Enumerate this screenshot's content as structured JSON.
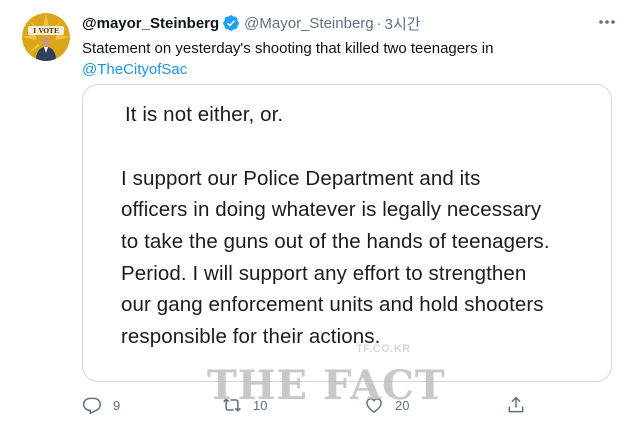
{
  "tweet": {
    "display_name": "@mayor_Steinberg",
    "handle": "@Mayor_Steinberg",
    "separator": "·",
    "time": "3시간",
    "text_prefix": "Statement on yesterday's shooting that killed two teenagers in",
    "mention": "@TheCityofSac",
    "avatar_label": "I VOTE",
    "icons": {
      "verified": "verified-badge-icon",
      "more": "more-horizontal-icon",
      "reply": "reply-icon",
      "retweet": "retweet-icon",
      "like": "heart-icon",
      "share": "share-icon"
    },
    "accent_color": "#1b95e0"
  },
  "media": {
    "lines": [
      "It is not either, or.",
      "I support our Police Department and its",
      "officers in doing whatever is legally necessary",
      "to take the guns out of the hands of teenagers.",
      "Period. I will support any effort to strengthen",
      "our gang enforcement units and hold shooters",
      "responsible for their actions."
    ]
  },
  "actions": {
    "reply_count": "9",
    "retweet_count": "10",
    "like_count": "20"
  },
  "watermark": {
    "small": "TF.CO.KR",
    "big": "THE FACT"
  }
}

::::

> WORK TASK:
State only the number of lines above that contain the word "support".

> SOLUTION TO THIS TASK:
2